Before being confronted by Leon or Archie, Jerry must first confront himself. His body repels against him, as does his mind. He feels sick and he cannot sleep. He knows that what he has done is significant, and he knows that he will probably pay a price for it. He doubts his decision to prolong the ordeal, and part of his pain and insomnia is due to simple fear. Turning it over and over in his head, he finds no answers, only that unsettling feeling in the bit of his stomach that will not go away.
Jerry's decision is polarizing. While Brother Leon and Archie are angry at his defiance, other students at school admire him. This does not make the fear or the doubt subside, though, as Jerry realizes that his refusal has taken on a whole new meaning. Goober is particularly upset, and Jerry tells him: "It's not The Vigils, Goob. They're not in it anymore. It's me." The poster inside of Jerry's locker sums it up perfectly: Do I dare disturb the universe? Disturbing the universe of the school is precisely what Jerry is doing, and at his own volition, although he does not know exactly for which purpose yet. All he knows is that the way things are, with Archie and Brother Leon controlling, manipulating and terrorizing students is wrong. Jerry once again refuses the chocolates during the roll call, taking it upon himself to, somehow, make the world a different place.

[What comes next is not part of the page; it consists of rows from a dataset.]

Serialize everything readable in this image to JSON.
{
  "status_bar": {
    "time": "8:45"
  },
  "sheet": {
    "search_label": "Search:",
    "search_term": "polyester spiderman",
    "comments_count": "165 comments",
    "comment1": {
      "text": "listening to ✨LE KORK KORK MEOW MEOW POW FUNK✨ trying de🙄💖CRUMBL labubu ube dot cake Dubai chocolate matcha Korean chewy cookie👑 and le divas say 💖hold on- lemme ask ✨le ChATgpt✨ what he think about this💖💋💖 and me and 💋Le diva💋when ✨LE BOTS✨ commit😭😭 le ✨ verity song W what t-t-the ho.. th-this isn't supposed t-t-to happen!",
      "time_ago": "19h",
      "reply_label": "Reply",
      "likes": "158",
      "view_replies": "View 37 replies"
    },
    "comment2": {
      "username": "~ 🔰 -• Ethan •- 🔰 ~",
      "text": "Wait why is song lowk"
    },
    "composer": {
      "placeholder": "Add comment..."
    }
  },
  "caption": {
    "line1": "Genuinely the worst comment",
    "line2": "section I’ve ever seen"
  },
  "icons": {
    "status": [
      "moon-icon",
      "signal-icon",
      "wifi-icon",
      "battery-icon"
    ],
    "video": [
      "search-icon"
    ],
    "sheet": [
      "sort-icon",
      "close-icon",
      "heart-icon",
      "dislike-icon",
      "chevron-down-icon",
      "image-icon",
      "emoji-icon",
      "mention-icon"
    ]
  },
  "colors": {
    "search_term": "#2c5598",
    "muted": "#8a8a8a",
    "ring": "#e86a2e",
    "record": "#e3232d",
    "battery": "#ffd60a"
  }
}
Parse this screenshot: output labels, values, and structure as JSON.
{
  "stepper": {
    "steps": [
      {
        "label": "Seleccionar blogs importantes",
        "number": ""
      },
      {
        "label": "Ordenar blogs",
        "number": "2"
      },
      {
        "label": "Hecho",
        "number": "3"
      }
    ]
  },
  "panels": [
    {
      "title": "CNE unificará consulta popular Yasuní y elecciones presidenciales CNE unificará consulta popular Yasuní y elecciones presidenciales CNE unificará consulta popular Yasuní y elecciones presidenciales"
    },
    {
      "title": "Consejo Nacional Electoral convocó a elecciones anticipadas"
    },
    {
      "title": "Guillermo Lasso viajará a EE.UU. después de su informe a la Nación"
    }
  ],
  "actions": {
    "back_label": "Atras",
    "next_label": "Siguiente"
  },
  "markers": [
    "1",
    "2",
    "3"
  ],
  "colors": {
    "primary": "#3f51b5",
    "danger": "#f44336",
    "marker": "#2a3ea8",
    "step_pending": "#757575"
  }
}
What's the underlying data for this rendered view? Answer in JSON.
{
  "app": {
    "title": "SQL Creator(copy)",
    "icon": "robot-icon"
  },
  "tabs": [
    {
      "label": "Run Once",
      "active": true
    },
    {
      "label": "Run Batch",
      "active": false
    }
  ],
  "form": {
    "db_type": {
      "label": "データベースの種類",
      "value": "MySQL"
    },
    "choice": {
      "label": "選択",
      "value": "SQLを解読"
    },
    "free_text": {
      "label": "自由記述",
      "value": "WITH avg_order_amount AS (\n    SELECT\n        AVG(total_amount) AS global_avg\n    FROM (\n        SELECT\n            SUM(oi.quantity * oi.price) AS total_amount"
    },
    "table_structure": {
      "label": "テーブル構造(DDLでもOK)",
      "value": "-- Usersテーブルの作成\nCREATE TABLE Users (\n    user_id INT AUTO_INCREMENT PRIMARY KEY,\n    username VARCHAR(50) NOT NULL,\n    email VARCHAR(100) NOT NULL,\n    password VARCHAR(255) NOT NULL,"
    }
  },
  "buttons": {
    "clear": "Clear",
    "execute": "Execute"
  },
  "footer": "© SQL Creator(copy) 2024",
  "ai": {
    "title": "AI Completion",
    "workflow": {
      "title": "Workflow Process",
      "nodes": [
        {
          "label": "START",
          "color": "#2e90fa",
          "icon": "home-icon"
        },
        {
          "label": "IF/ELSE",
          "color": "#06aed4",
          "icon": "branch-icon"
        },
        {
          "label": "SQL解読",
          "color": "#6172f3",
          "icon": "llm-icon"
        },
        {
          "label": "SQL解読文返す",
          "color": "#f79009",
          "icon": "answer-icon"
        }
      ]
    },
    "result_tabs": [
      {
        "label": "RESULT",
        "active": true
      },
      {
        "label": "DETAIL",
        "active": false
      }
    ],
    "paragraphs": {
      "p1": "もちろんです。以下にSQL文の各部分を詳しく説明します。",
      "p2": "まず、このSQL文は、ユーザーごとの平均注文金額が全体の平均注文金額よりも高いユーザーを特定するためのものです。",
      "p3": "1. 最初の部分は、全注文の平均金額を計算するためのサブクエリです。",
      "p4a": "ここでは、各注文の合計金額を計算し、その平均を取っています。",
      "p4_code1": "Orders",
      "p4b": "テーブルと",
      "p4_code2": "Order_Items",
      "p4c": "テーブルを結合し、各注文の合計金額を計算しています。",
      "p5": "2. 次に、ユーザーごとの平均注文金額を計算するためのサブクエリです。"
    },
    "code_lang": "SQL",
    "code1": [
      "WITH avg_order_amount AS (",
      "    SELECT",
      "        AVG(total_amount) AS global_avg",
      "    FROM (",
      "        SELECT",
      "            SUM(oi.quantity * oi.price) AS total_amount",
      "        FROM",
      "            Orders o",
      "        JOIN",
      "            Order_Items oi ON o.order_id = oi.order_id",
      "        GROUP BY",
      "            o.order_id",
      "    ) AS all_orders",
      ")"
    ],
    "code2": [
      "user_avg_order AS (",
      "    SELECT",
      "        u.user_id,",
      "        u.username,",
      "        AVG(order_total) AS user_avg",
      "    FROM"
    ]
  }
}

The Vigils and Archie are still at work, issuing assignment, traumatizing students and teachers. In Chapter 20, Archie's loyalties come into question. Although he conceived of the assignment to plague Brother Jacques, he also betrays The Vigils and his own assignment, giving Brother Jacques the means to get revenge. It is clear that Archie will do anything to cause chaos or problems, even if it is helping a teacher get the best of The Vigils. To Archie, it is all a game, and he changes sides in conjunction with his whims and in accordance with what he thinks is most amusing. The reader is left to wonder how Archie will react upon hearing that Jerry has defied him and that for the first time, a student has not obeyed an assignment. By now, the reader knows that to Archie, nothing is sacred, which means that the consequences for disobeying him could reach new and dangerous heights.